Top of Data for analysis
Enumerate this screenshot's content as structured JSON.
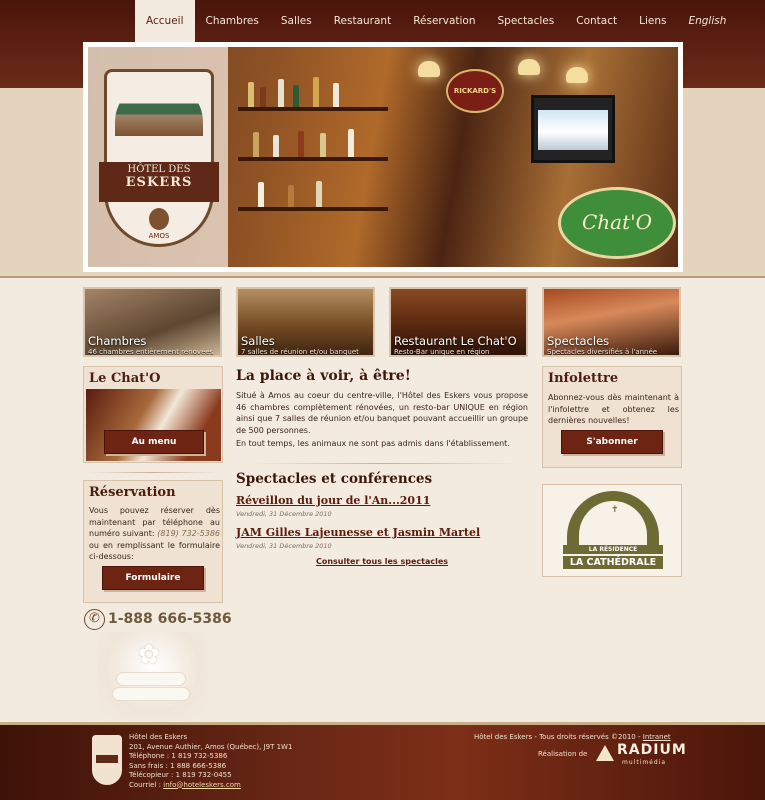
{
  "nav": {
    "items": [
      "Accueil",
      "Chambres",
      "Salles",
      "Restaurant",
      "Réservation",
      "Spectacles",
      "Contact",
      "Liens",
      "English"
    ]
  },
  "banner": {
    "logo_line1": "HÔTEL DES",
    "logo_line2": "ESKERS",
    "logo_city": "AMOS",
    "sign_rickards": "RICKARD'S",
    "chato_sign": "Chat'O"
  },
  "thumbs": [
    {
      "title": "Chambres",
      "subtitle": "46 chambres entièrement rénovées"
    },
    {
      "title": "Salles",
      "subtitle": "7 salles de réunion et/ou banquet"
    },
    {
      "title": "Restaurant Le Chat'O",
      "subtitle": "Resto-Bar unique en région"
    },
    {
      "title": "Spectacles",
      "subtitle": "Spectacles diversifiés à l'année"
    }
  ],
  "chato_box": {
    "title": "Le Chat'O",
    "button": "Au menu"
  },
  "reservation": {
    "title": "Réservation",
    "text_before": "Vous pouvez réserver dès maintenant par téléphone au numéro suivant: ",
    "phone_local": "(819) 732-5386",
    "text_after": " ou en remplissant le formulaire ci-dessous:",
    "button": "Formulaire"
  },
  "tollfree": "1-888 666-5386",
  "main": {
    "title": "La place à voir, à être!",
    "para1": "Situé à Amos au coeur du centre-ville, l'Hôtel des Eskers vous propose 46 chambres complètement rénovées, un resto-bar UNIQUE en région ainsi que 7 salles de réunion et/ou banquet pouvant accueillir un groupe de 500 personnes.",
    "para2": "En tout temps, les animaux ne sont pas admis dans l'établissement.",
    "shows_title": "Spectacles et conférences",
    "shows": [
      {
        "title": "Réveillon du jour de l'An...2011",
        "date": "Vendredi, 31 Décembre 2010"
      },
      {
        "title": "JAM Gilles Lajeunesse et Jasmin Martel",
        "date": "Vendredi, 31 Décembre 2010"
      }
    ],
    "all_shows_link": "Consulter tous les spectacles"
  },
  "newsletter": {
    "title": "Infolettre",
    "text": "Abonnez-vous dès maintenant à l'infolettre et obtenez les dernières nouvelles!",
    "button": "S'abonner"
  },
  "residence": {
    "line1": "LA RÉSIDENCE",
    "line2": "LA CATHÉDRALE"
  },
  "footer": {
    "name": "Hôtel des Eskers",
    "address": "201, Avenue Authier, Amos (Québec), J9T 1W1",
    "phone": "Téléphone : 1 819 732-5386",
    "tollfree": "Sans frais : 1 888 666-5386",
    "fax": "Télécopieur : 1 819 732-0455",
    "email_label": "Courriel : ",
    "email": "info@hoteleskers.com",
    "copyright": "Hôtel des Eskers - Tous droits réservés ©2010 - ",
    "intranet": "Intranet",
    "credit": "Réalisation de",
    "radium": "RADIUM",
    "radium_sub": "multimédia"
  }
}
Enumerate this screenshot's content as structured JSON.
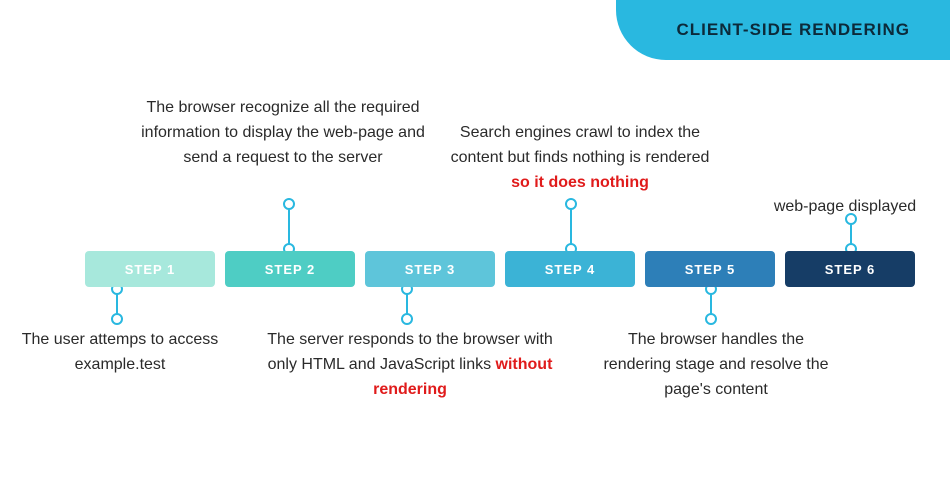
{
  "banner": {
    "title": "CLIENT-SIDE RENDERING"
  },
  "steps": [
    {
      "label": "STEP 1",
      "color": "#a7e8dc"
    },
    {
      "label": "STEP 2",
      "color": "#4ecdc4"
    },
    {
      "label": "STEP 3",
      "color": "#5ec5da"
    },
    {
      "label": "STEP 4",
      "color": "#3bb3d6"
    },
    {
      "label": "STEP 5",
      "color": "#2d7fb8"
    },
    {
      "label": "STEP 6",
      "color": "#163d66"
    }
  ],
  "captions": {
    "c1": {
      "text": "The user attemps to access example.test"
    },
    "c2": {
      "text": "The browser recognize all the required information to display the web-page and send a request to the server"
    },
    "c3": {
      "prefix": "The server responds to the browser with only HTML and JavaScript links ",
      "em": "without rendering"
    },
    "c4": {
      "prefix": "Search engines crawl to index the content but finds nothing is rendered ",
      "em": "so it does nothing"
    },
    "c5": {
      "text": "The browser handles the rendering stage and resolve the page's content"
    },
    "c6": {
      "text": "web-page displayed"
    }
  }
}
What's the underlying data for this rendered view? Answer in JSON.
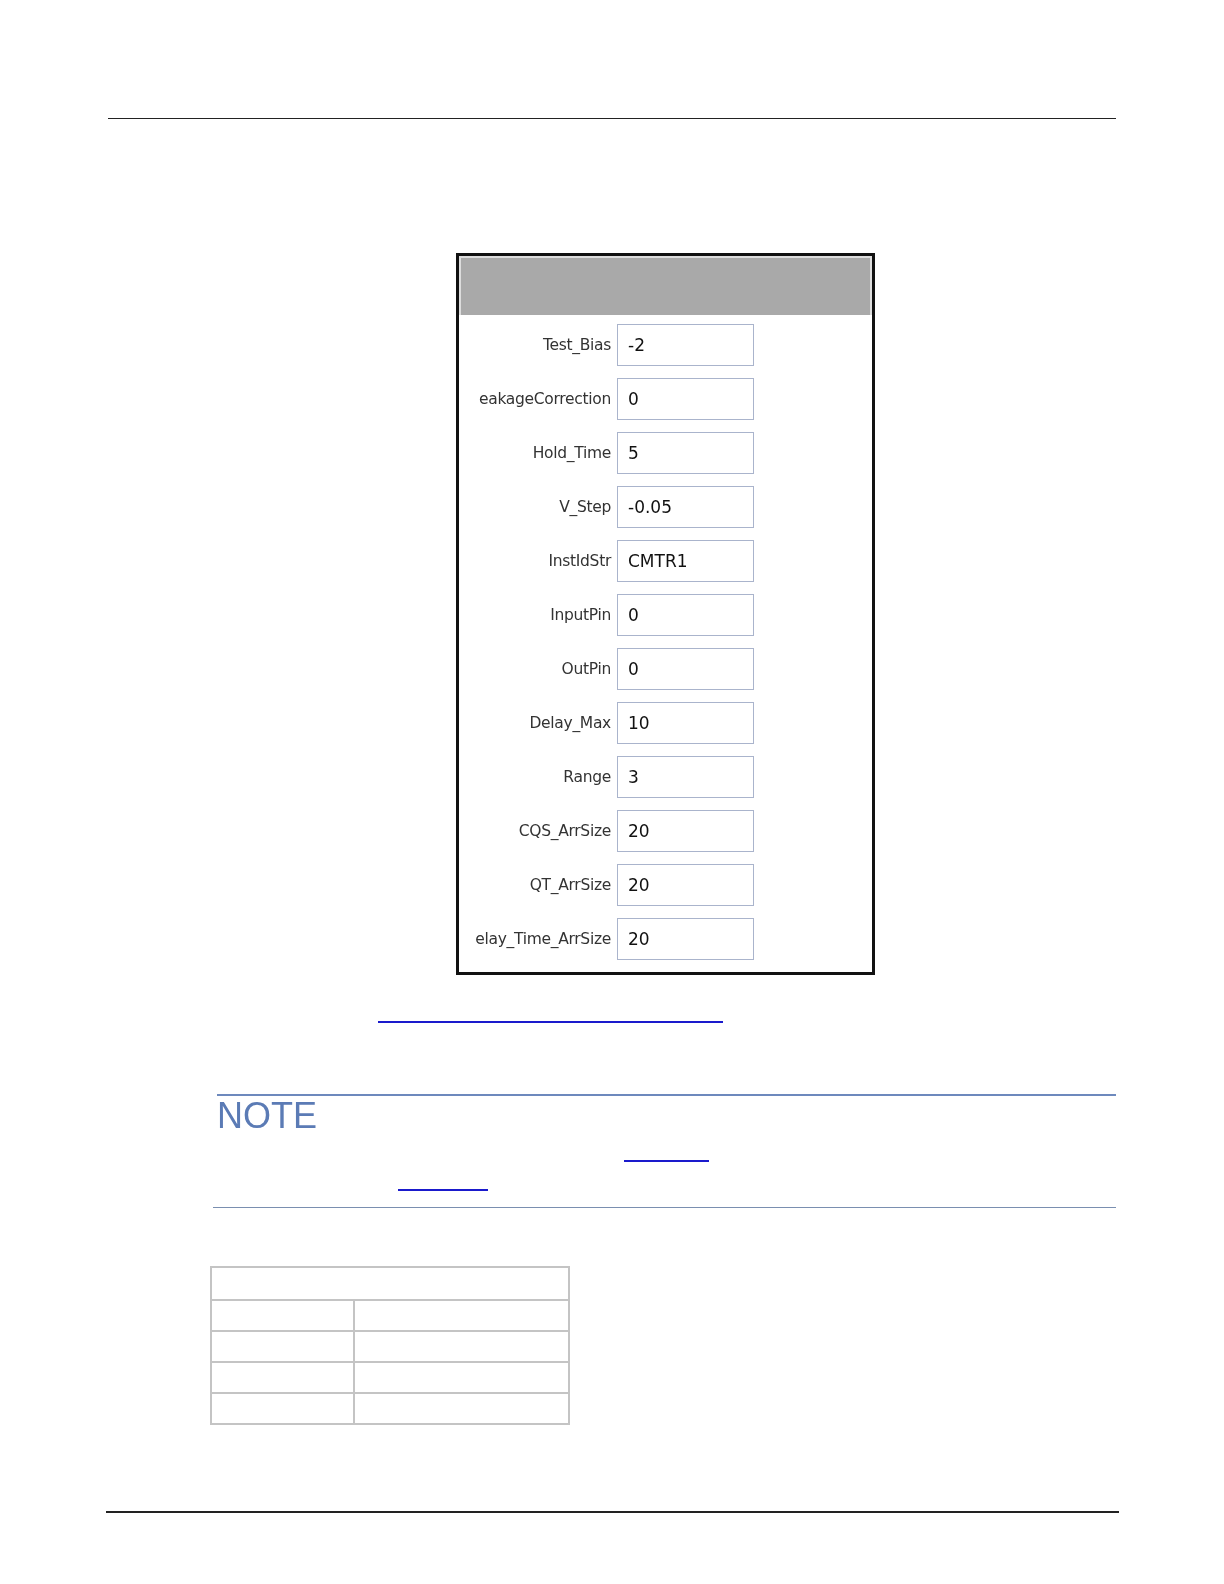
{
  "parameters": [
    {
      "label": "Test_Bias",
      "value": "-2"
    },
    {
      "label": "eakageCorrection",
      "value": "0"
    },
    {
      "label": "Hold_Time",
      "value": "5"
    },
    {
      "label": "V_Step",
      "value": "-0.05"
    },
    {
      "label": "InstIdStr",
      "value": "CMTR1"
    },
    {
      "label": "InputPin",
      "value": "0"
    },
    {
      "label": "OutPin",
      "value": "0"
    },
    {
      "label": "Delay_Max",
      "value": "10"
    },
    {
      "label": "Range",
      "value": "3"
    },
    {
      "label": "CQS_ArrSize",
      "value": "20"
    },
    {
      "label": "QT_ArrSize",
      "value": "20"
    },
    {
      "label": "elay_Time_ArrSize",
      "value": "20"
    }
  ],
  "note": {
    "title": "NOTE"
  }
}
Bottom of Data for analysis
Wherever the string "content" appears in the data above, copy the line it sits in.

Enumerate this screenshot's content as structured JSON.
Enumerate this screenshot's content as structured JSON.
      "prefix": "Search engines crawl to index the content but finds nothing is rendered ",
      "text": "The browser handles the rendering stage and resolve the page's content"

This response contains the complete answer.